The Supreme Court has announced that its decision in Digital Satellite Warranty Cover Limited v Financial Services Authority will be given next Wednesday: see here. At issue was whether extended warranties for satellite television equipment were contracts of general insurance under Article 3 of the Financial Services and Markets Act 2000 (Regulated Activities) Order 2001 SI 2001/344.
Tuesday, 29 January 2013
The Upper Tribunal Tax and Chancery Chamber has upheld the decision of the Financial Services Authority to fine a Canadian company £ 8 million in respect of "layering" that was found to be market abuse within section 118(5) of the Financial Services and Markets Act 2000: see here (pdf). The FSA's original decision notice, which provides an explanation of "layering", is available here (pdf). The FSA states, in a press release noting the Tribunal decision, that £ 8 million this is the largest fine the FSA has imposed for this particular type of market abuse.
Wednesday, 16 January 2013
HM Treasury has published the first of two consultation papers concerning the UK's transposition of the Alternative Investment Fund Managers Directive (2011/61/EU), which will require, amongst other things the authorisation of certain investment managers of hedge funds, private equity funds and investment companies: see here (pdf). The first paper seeks views on various policy decisions that the Government is required to make (matters of scope for example) and includes draft Regulations. The Treasury's paper should be viewed alongside the related work being undertaken by the Financial Services Authority, which published the first of its two planned consultation papers last November (see here, pdf). Note, too, that last month the European Commission adopted a Delegated Regulation supplementing the AIFM Directive and concerning exemptions, general operating conditions, depositaries, leverage, transparency and supervision: see here (pdf). Further background information is available here.
Friday, 14 December 2012

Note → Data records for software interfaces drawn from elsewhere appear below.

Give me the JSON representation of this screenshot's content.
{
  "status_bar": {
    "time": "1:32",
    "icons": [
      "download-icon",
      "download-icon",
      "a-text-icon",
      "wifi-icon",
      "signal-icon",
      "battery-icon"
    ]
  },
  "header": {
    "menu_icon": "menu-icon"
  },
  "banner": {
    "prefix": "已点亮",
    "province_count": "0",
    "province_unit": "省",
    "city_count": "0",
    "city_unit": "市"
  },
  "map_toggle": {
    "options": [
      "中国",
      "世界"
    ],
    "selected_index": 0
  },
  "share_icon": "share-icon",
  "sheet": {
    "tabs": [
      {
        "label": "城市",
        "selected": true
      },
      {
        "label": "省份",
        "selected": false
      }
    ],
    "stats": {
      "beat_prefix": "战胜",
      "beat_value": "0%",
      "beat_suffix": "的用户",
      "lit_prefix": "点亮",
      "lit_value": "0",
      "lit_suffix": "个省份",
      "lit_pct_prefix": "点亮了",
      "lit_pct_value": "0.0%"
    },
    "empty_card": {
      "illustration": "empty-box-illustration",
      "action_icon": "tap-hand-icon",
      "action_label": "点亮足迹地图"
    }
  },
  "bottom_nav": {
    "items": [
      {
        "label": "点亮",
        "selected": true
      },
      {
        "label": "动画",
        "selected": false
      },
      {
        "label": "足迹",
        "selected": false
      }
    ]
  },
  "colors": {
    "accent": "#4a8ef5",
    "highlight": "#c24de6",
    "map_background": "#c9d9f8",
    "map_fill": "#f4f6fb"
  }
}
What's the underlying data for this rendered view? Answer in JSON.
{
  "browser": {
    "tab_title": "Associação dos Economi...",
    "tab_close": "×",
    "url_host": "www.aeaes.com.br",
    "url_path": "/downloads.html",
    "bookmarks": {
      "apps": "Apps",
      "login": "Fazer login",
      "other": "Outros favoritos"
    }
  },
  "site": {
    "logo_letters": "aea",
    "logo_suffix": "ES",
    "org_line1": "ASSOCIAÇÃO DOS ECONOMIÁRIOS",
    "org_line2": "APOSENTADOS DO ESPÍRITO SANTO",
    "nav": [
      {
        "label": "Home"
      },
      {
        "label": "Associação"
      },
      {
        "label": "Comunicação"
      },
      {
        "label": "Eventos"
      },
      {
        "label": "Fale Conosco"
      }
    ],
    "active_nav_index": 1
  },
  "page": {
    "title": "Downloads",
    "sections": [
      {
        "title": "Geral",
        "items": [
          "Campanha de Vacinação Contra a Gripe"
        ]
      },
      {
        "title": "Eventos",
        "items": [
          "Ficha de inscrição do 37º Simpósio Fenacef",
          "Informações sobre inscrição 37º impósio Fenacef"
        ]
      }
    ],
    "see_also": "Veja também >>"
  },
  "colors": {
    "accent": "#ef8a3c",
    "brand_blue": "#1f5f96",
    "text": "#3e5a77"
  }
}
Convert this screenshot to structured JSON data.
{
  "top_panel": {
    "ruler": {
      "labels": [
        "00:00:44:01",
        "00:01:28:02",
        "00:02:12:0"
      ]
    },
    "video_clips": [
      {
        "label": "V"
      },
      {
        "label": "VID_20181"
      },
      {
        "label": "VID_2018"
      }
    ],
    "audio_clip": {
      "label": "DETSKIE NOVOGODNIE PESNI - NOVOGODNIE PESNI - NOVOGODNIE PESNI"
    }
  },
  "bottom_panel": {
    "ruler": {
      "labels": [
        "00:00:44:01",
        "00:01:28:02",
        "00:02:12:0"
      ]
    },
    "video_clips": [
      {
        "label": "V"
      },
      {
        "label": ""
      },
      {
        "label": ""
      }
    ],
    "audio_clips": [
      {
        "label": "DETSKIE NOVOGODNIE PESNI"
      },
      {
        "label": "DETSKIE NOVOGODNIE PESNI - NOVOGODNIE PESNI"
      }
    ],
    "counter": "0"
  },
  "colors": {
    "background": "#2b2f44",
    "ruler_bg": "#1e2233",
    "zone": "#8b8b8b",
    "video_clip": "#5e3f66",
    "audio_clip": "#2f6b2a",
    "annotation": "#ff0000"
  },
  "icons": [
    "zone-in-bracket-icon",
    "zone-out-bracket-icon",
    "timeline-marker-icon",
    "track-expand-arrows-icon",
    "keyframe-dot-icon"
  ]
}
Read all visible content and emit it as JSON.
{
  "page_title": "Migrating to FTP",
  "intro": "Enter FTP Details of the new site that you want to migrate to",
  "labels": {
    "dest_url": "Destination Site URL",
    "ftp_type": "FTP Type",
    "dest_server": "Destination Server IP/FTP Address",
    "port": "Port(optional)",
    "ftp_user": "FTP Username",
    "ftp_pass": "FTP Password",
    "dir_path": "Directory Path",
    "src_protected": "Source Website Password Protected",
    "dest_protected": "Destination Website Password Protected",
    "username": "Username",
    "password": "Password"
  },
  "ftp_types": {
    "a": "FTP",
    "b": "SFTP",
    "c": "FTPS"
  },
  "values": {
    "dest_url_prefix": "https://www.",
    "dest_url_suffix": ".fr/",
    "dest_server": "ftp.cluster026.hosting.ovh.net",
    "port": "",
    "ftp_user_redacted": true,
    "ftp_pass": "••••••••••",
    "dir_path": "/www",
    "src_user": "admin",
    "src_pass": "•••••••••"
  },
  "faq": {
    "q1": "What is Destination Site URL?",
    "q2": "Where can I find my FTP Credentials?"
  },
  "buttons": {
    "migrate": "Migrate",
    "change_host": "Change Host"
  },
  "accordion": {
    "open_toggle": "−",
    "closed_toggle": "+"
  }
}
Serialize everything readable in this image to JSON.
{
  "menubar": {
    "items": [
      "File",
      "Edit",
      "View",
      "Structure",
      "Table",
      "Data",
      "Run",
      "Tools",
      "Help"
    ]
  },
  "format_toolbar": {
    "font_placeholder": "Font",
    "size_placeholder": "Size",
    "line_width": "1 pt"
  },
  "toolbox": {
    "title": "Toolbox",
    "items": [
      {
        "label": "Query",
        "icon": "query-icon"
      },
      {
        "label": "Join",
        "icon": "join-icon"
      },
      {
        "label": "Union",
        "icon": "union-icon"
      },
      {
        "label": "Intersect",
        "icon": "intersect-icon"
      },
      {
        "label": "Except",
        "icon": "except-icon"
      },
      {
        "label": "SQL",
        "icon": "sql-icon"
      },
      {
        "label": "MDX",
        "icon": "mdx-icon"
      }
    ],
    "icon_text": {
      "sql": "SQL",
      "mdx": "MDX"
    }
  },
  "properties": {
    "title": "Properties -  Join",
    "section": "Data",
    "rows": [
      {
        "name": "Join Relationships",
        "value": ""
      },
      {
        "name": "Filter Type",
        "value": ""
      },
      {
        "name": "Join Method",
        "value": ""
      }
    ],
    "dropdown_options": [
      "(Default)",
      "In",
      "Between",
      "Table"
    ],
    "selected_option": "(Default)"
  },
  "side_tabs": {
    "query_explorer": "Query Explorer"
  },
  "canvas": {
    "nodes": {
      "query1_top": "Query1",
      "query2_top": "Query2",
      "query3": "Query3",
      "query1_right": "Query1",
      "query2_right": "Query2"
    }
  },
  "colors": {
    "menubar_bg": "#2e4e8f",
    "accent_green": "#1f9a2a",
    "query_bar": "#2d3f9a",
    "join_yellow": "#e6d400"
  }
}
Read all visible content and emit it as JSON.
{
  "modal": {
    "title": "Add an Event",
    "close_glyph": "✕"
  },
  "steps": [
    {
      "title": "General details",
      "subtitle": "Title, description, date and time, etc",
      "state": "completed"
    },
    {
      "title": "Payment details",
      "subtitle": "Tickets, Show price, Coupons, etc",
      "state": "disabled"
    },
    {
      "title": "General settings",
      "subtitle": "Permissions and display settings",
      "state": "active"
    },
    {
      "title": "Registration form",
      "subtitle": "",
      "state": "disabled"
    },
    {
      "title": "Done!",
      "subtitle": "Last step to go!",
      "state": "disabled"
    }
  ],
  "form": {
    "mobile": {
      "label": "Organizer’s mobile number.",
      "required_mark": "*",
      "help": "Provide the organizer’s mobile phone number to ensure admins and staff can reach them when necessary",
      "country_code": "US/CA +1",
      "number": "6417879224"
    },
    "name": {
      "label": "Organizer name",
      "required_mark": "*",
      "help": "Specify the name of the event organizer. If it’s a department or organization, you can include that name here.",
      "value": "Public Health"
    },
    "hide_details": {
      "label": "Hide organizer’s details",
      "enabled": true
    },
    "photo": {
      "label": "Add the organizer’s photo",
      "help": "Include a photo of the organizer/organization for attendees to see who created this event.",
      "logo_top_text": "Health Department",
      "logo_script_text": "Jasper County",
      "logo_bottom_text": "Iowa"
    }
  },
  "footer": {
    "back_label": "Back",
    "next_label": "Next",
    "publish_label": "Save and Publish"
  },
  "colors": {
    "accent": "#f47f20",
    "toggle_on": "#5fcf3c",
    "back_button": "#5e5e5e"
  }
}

The Bank of England has published a bulletin (here, pdf) and a short video (below and here) regarding the role and supervisory approach of the new Prudential Regulation Authority. The legislation which will introduce the new framework - the Financial Services Bill - is currently awaiting Royal Assent.
Thursday, 6 December 2012
The Financial Services Authority yesterday published for consultation its proposals for the regulation and supervision of benchmarks (initially LIBOR), which will fall under the remit of the new Financial Conduct Authority from April 2013: see here (pdf).
The Financial Services Bill completed the third reading stage in the House of Lords yesterday. An overview of the debate is available here. Consideration of amendments (including Ping Pong) is timetabled for next Monday and once Royal Assent is given the Bill will become an Act. The Act will introduce a new financial regulatory framework in the UK with the creation of the Prudential Regulation Authority and Financial Conduct Authority (these new authorities, which will replace the Financial Services Authority, are expected to come into existence on 1 April 2013).
Tuesday, 4 December 2012
The Upper Tribunal (Tax and Chancery) gave judgment last month in Hobbs v Financial Services Authority (FS/2010/0024): see here (pdf). Mr Hobbs appealed the FSA's decision that he had engaged in market abuse, as defined by section 118(5) of the Financial Services and Markets Act 2000, when he instructed a broker to buy coffee futures. Mr Hobbs' appeal was successful: the Tribunal held that his trade had been carried out for legitimate reasons and was in conformity with market practice.
Third reading of the Financial Services Bill is timetabled for tomorrow. A copy of the Bill as it will begin this stage has been published: see here or here (pdf).